◆ **Task requirements**
Could you filter the records below and return each line that holds "this"?

┄┄┄┄┄┄

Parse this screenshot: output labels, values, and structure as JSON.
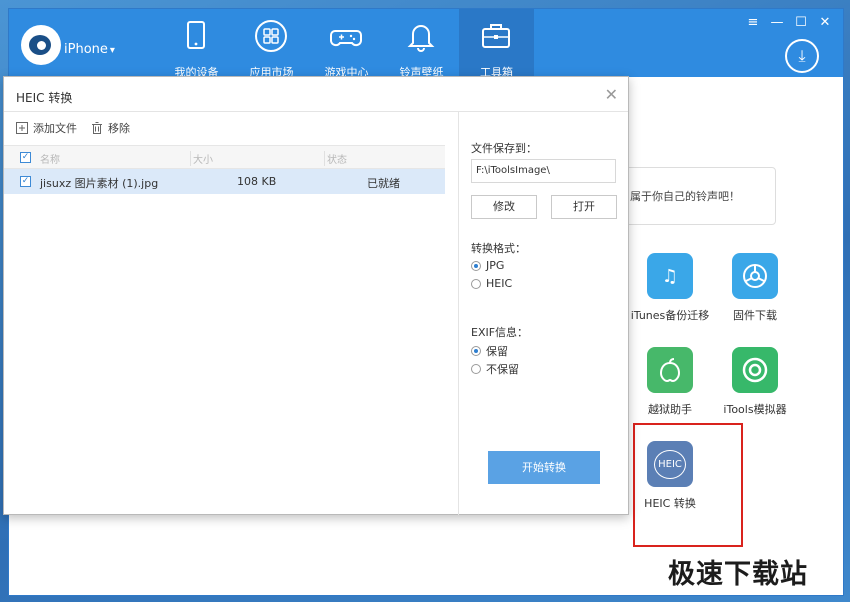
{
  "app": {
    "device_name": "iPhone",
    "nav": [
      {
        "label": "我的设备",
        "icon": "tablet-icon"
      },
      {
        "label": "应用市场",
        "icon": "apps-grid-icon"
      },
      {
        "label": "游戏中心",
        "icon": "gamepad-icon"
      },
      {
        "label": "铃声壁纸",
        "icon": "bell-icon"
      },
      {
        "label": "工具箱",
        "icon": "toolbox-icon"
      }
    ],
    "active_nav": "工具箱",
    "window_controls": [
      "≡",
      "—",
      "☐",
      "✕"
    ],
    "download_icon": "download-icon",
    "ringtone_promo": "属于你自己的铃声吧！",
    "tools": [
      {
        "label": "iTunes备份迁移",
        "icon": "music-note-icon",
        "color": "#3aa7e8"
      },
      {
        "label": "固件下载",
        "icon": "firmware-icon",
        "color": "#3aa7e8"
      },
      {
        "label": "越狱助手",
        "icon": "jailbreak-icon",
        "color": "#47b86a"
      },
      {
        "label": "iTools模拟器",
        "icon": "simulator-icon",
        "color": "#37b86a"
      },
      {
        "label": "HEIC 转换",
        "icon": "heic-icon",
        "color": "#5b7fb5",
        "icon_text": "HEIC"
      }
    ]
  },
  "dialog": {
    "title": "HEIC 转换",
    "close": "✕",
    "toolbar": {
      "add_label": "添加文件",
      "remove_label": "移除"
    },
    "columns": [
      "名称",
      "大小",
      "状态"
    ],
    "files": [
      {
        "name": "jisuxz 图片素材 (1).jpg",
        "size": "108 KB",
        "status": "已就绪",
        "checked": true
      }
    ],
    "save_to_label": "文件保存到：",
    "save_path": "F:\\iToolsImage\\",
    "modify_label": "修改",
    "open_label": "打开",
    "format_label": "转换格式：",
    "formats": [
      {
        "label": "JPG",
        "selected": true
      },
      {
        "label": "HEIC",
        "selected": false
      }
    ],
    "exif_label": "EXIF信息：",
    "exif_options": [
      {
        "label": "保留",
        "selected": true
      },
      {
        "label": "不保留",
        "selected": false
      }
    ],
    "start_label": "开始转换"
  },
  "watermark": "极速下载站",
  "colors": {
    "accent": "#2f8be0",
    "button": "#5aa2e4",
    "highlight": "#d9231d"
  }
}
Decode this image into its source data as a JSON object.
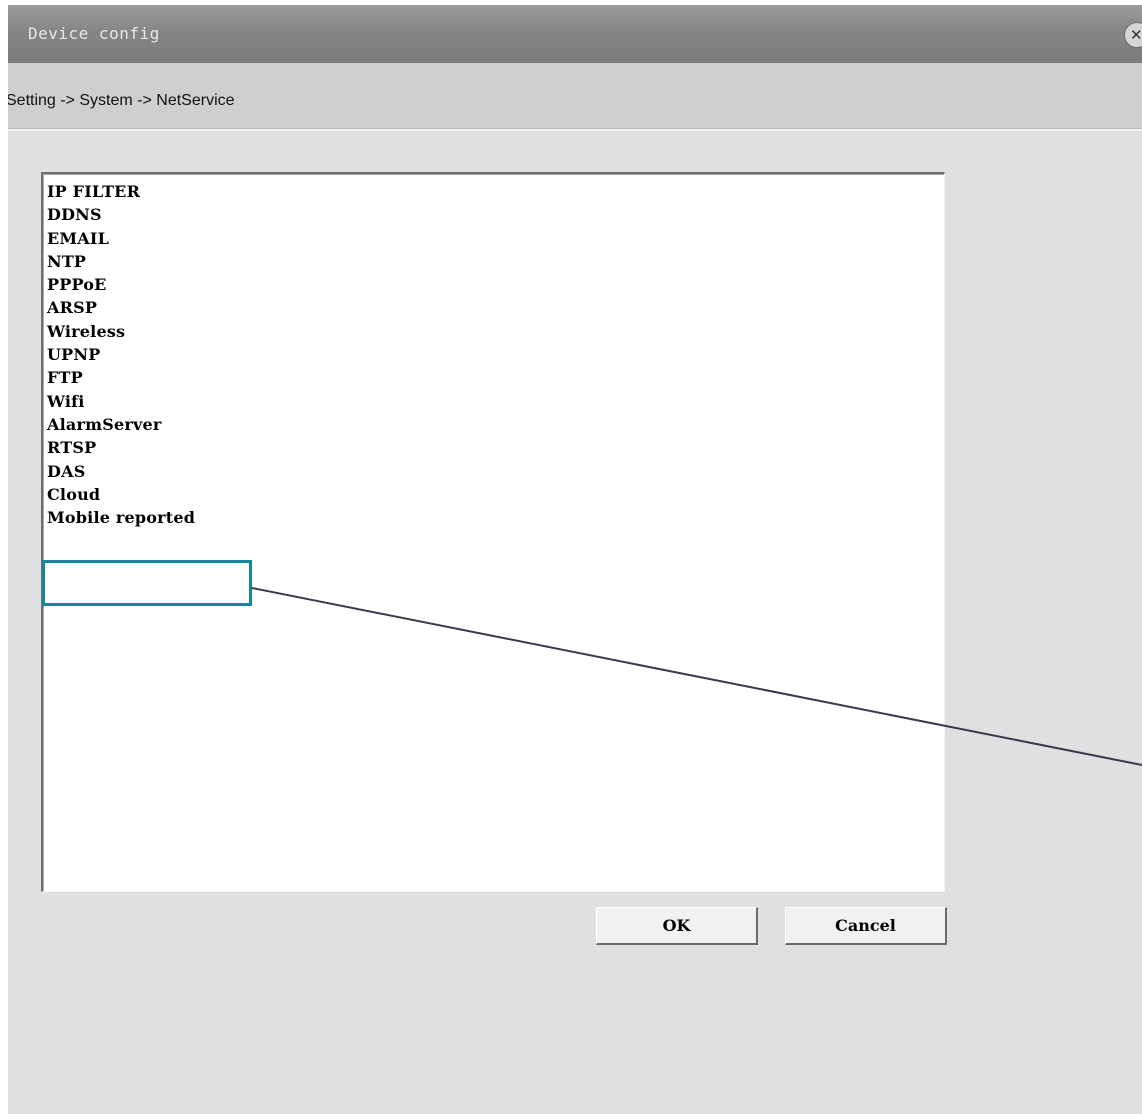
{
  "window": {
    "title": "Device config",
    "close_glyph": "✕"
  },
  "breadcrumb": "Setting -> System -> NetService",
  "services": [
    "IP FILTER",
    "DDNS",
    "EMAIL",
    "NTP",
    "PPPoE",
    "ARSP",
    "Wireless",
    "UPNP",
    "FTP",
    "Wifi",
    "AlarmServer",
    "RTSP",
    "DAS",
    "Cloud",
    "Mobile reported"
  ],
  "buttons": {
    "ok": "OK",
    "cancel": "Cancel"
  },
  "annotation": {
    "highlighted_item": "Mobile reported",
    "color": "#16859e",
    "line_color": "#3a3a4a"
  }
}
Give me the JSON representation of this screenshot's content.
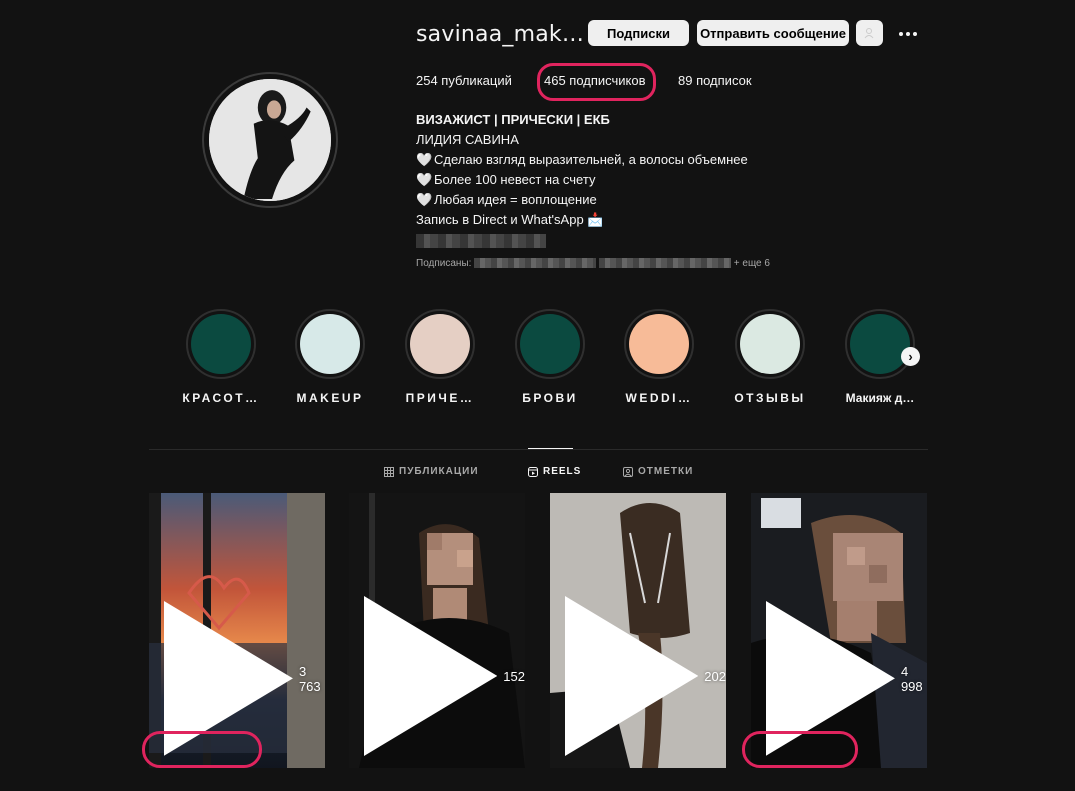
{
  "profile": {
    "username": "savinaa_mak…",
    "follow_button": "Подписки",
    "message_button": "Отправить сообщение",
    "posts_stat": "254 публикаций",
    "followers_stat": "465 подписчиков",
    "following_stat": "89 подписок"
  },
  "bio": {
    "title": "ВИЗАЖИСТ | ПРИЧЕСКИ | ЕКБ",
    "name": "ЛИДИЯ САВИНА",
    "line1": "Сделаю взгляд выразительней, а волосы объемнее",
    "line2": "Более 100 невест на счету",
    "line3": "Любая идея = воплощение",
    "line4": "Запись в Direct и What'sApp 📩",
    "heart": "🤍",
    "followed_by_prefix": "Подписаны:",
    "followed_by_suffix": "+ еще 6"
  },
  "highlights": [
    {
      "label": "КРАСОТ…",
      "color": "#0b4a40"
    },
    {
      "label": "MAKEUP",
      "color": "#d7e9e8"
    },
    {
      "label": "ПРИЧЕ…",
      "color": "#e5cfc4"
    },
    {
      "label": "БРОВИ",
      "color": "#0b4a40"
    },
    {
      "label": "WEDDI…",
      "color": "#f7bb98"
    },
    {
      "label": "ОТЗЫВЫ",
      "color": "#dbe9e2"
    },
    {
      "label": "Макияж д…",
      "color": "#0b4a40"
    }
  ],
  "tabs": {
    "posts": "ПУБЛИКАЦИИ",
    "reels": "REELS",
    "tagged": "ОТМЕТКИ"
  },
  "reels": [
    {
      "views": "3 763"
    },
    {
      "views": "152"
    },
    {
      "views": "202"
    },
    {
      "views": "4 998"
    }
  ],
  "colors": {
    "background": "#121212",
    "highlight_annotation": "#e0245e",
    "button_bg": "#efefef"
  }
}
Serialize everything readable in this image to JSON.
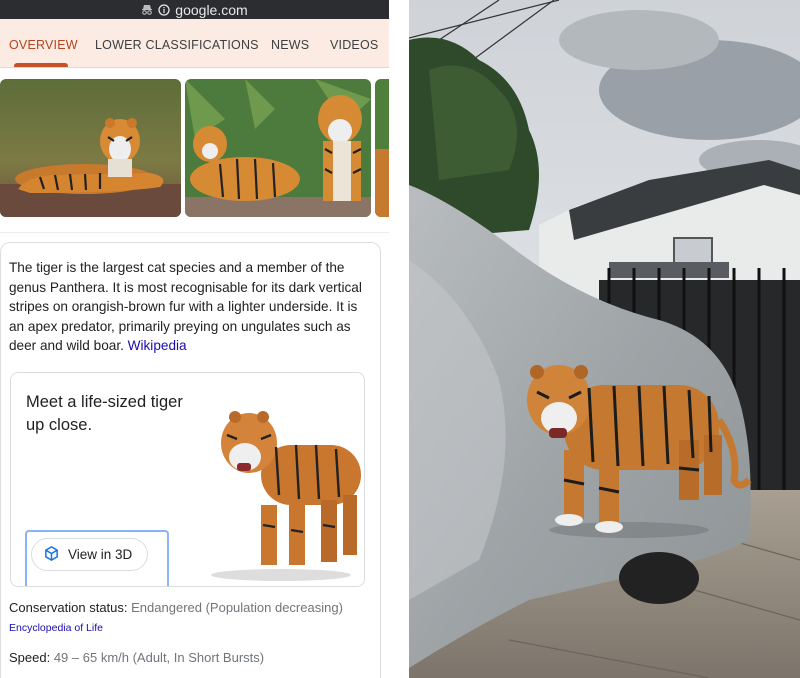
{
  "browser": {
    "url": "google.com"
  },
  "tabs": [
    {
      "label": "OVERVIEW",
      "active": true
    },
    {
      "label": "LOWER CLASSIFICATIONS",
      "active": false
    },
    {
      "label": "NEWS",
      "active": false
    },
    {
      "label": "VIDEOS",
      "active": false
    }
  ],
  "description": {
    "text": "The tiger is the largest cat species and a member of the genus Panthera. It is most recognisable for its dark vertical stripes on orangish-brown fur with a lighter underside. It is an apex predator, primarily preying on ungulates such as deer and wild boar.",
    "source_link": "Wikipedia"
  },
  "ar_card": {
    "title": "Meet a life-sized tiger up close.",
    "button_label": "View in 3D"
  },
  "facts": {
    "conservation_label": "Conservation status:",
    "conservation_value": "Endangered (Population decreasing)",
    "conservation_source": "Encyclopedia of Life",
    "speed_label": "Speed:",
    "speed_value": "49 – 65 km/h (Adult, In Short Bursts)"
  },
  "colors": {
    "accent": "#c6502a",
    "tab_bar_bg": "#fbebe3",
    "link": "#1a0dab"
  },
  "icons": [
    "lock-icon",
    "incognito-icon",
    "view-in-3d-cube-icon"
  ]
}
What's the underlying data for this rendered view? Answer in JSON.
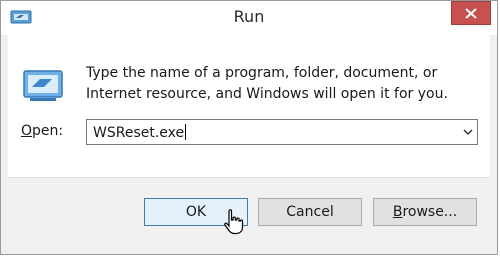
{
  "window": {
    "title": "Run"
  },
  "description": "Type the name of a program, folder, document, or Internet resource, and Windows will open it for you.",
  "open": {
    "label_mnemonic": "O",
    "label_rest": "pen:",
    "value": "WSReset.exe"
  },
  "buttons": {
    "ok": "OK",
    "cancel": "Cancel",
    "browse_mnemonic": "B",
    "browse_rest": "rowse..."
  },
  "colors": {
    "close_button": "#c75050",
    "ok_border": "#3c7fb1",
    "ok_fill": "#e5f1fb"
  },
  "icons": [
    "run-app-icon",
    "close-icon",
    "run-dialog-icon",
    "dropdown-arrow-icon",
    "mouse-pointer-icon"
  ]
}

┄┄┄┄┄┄

◆ **The completed task**
Parse this screenshot: output labels, values, and structure as JSON.
Decode this image into its source data as a JSON object.
Give me the JSON representation of this screenshot's content.
Serialize everything readable in this image to JSON.
What's the underlying data for this rendered view? Answer in JSON.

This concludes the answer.